be made up most carefully, bearing in mind that a coach loaded with passengers is a very different vehicle from the light wagon or break, which is generally used in the preliminary drive over the road, and allowance should be made accordingly.
Ten miles an hour, including changes, is quite a good round pace when maintained for thirty miles with a heavy passenger coach, and each additional mile adds up a percentage of wear and tear on the horses far greater than an inexperienced person begins to realize. Besides this, the difficulty of maintaining such time over our average country roads day after day, in good or bad weather, is generally unappreciated by the tyro. Even the coachman who drives exceedingly well, but is without "road" experience, will do wisely to run his first coach rather under than over an average pace of ten miles au hour. It is customary to allow about five minutes for changing horses. The actual time consunied, however, should be less than this.
We will now take up the subject of the necessary horses.

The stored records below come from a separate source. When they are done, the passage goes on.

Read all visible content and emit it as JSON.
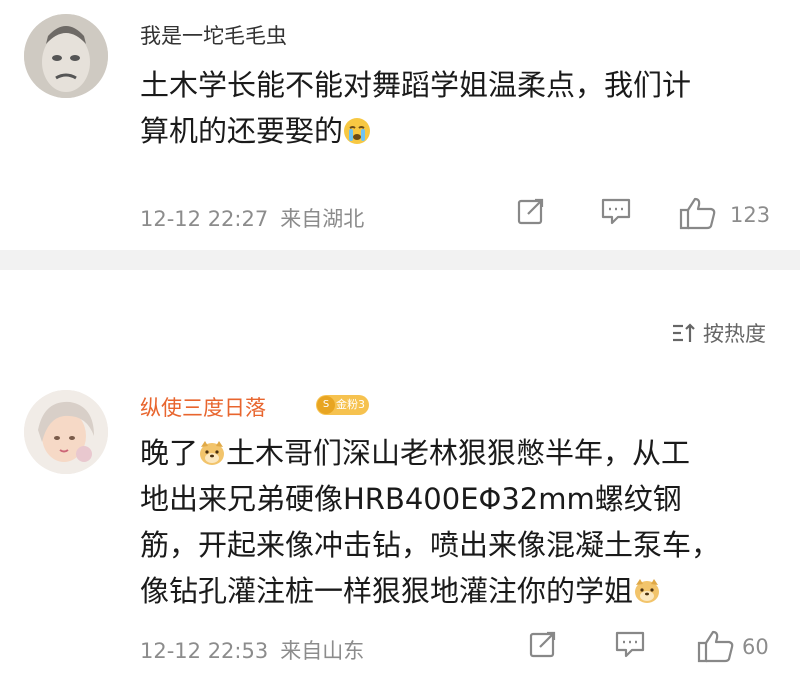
{
  "comment1": {
    "username": "我是一坨毛毛虫",
    "text_line1": "土木学长能不能对舞蹈学姐温柔点，我们计",
    "text_line2": "算机的还要娶的",
    "emoji": "crying-face",
    "time": "12-12 22:27",
    "location": "来自湖北",
    "likes": "123"
  },
  "sort_label": "按热度",
  "comment2": {
    "username": "纵使三度日落",
    "badge": "金粉3",
    "text_line1_a": "晚了",
    "text_line1_b": "土木哥们深山老林狠狠憋半年，从工",
    "text_line2": "地出来兄弟硬像HRB400EΦ32mm螺纹钢",
    "text_line3": "筋，开起来像冲击钻，喷出来像混凝土泵车，",
    "text_line4": "像钻孔灌注桩一样狠狠地灌注你的学姐",
    "emoji": "doge",
    "time": "12-12 22:53",
    "location": "来自山东",
    "likes": "60"
  },
  "colors": {
    "username_fan": "#e8652e",
    "meta": "#8c8c8c",
    "divider": "#f2f2f2",
    "badge": "#f6c24f"
  },
  "icons": [
    "share-icon",
    "reply-icon",
    "like-icon",
    "sort-icon"
  ]
}
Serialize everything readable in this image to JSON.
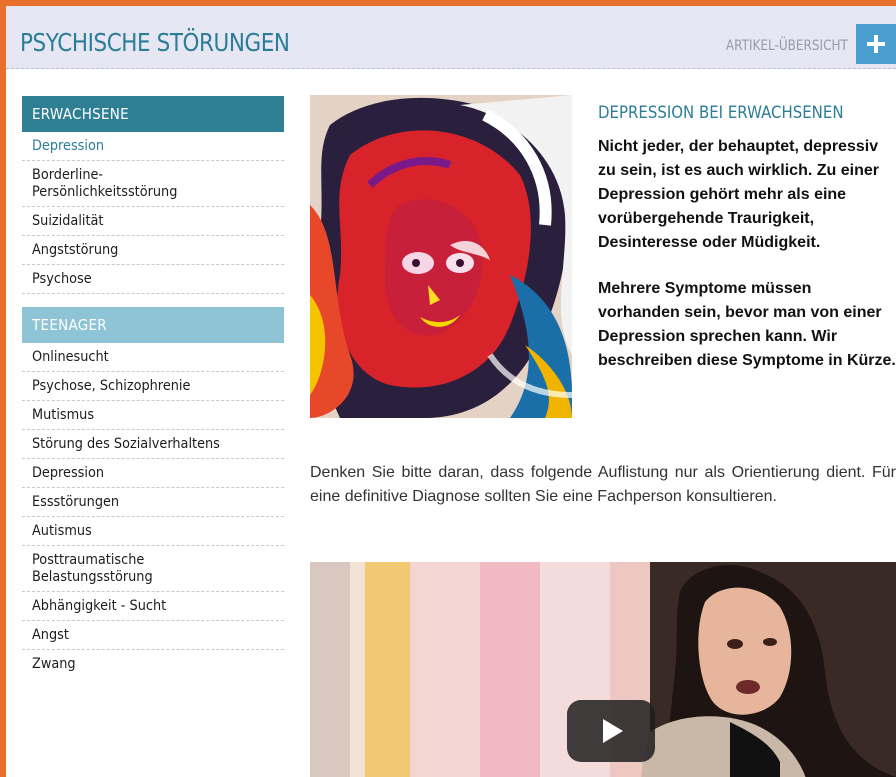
{
  "header": {
    "title": "PSYCHISCHE STÖRUNGEN",
    "overview_link": "ARTIKEL-ÜBERSICHT",
    "plus_icon": "plus-icon"
  },
  "sidebar": {
    "adult_heading": "ERWACHSENE",
    "adult_items": [
      {
        "label": "Depression",
        "active": true
      },
      {
        "label": "Borderline-\nPersönlichkeitsstörung"
      },
      {
        "label": "Suizidalität"
      },
      {
        "label": "Angststörung"
      },
      {
        "label": "Psychose"
      }
    ],
    "teen_heading": "TEENAGER",
    "teen_items": [
      {
        "label": "Onlinesucht"
      },
      {
        "label": "Psychose, Schizophrenie"
      },
      {
        "label": "Mutismus"
      },
      {
        "label": "Störung des Sozialverhaltens"
      },
      {
        "label": "Depression"
      },
      {
        "label": "Essstörungen"
      },
      {
        "label": "Autismus"
      },
      {
        "label": "Posttraumatische\nBelastungsstörung"
      },
      {
        "label": "Abhängigkeit - Sucht"
      },
      {
        "label": "Angst"
      },
      {
        "label": "Zwang"
      }
    ]
  },
  "article": {
    "title": "DEPRESSION BEI ERWACHSENEN",
    "lead_1": "Nicht jeder, der behauptet, depressiv zu sein, ist es auch wirklich. Zu einer Depression gehört mehr als eine vorübergehende Traurigkeit, Desinteresse oder Müdigkeit.",
    "lead_2": "Mehrere Symptome müssen vorhanden sein, bevor man von einer Depression sprechen kann. Wir beschreiben diese Symptome in Kürze.",
    "body": "Denken Sie bitte daran, dass folgende Auflistung nur als Orientierung dient. Für eine definitive Diagnose sollten Sie eine Fachperson konsultieren."
  },
  "video": {
    "play_icon": "play-icon"
  },
  "colors": {
    "accent": "#2b7d98",
    "frame": "#e8702a",
    "adult_heading_bg": "#2e7f93",
    "teen_heading_bg": "#8fc3d6",
    "plus_button": "#4a9fd0"
  }
}
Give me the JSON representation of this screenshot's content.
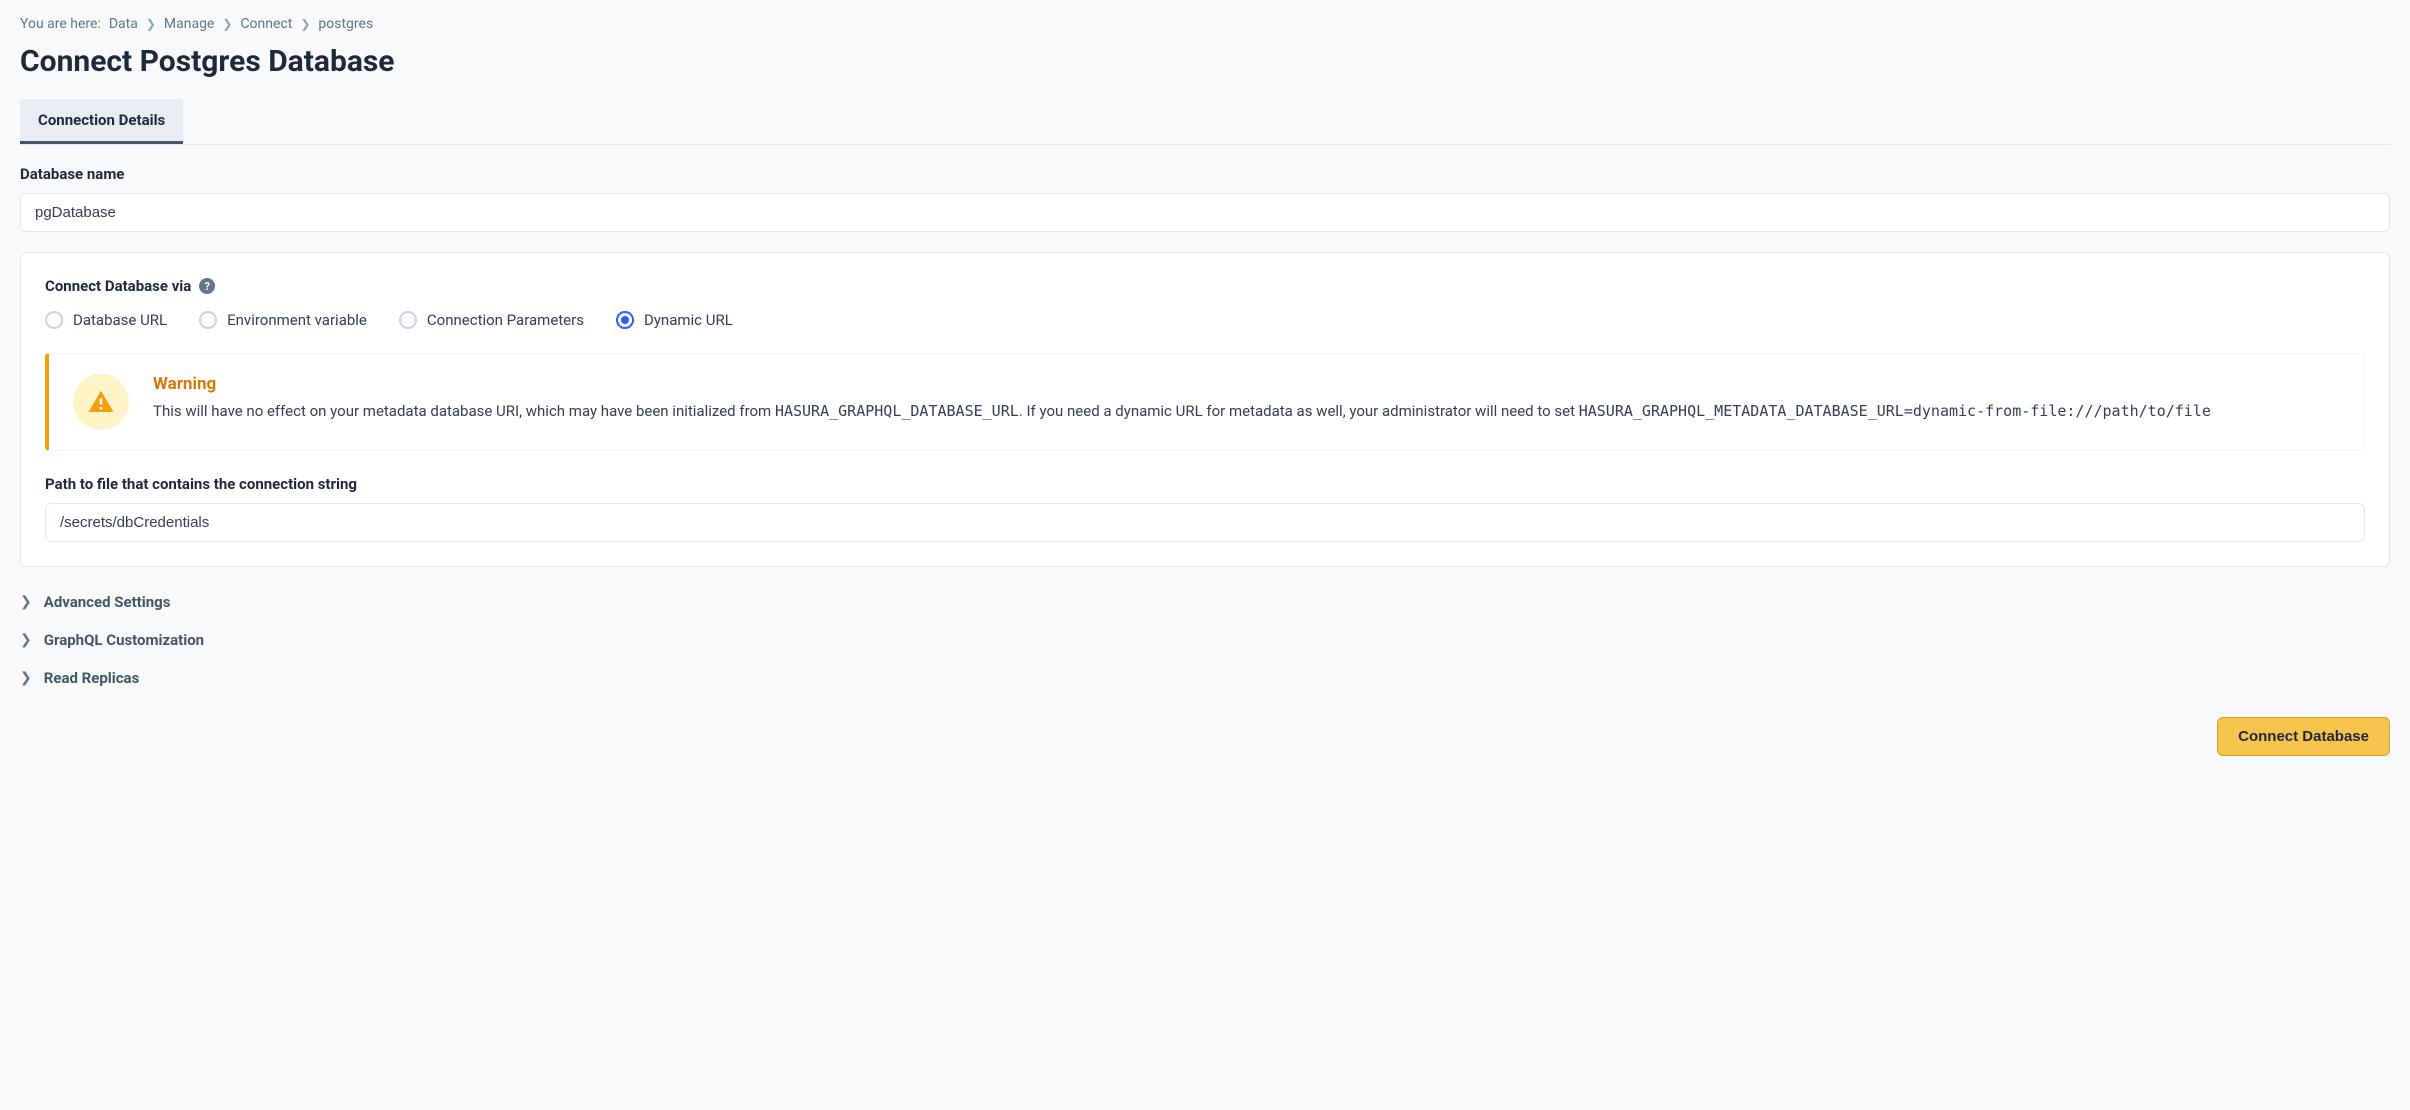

This depends somewhat on the means available for the purpose. The stamp that will be found most serviceable range from fifteen one to sixteen hands high, and weigh from one thousand to eleven hundred and fifty pounds when in condition for work. They should possess a ood deal of quality, for the bull-necked West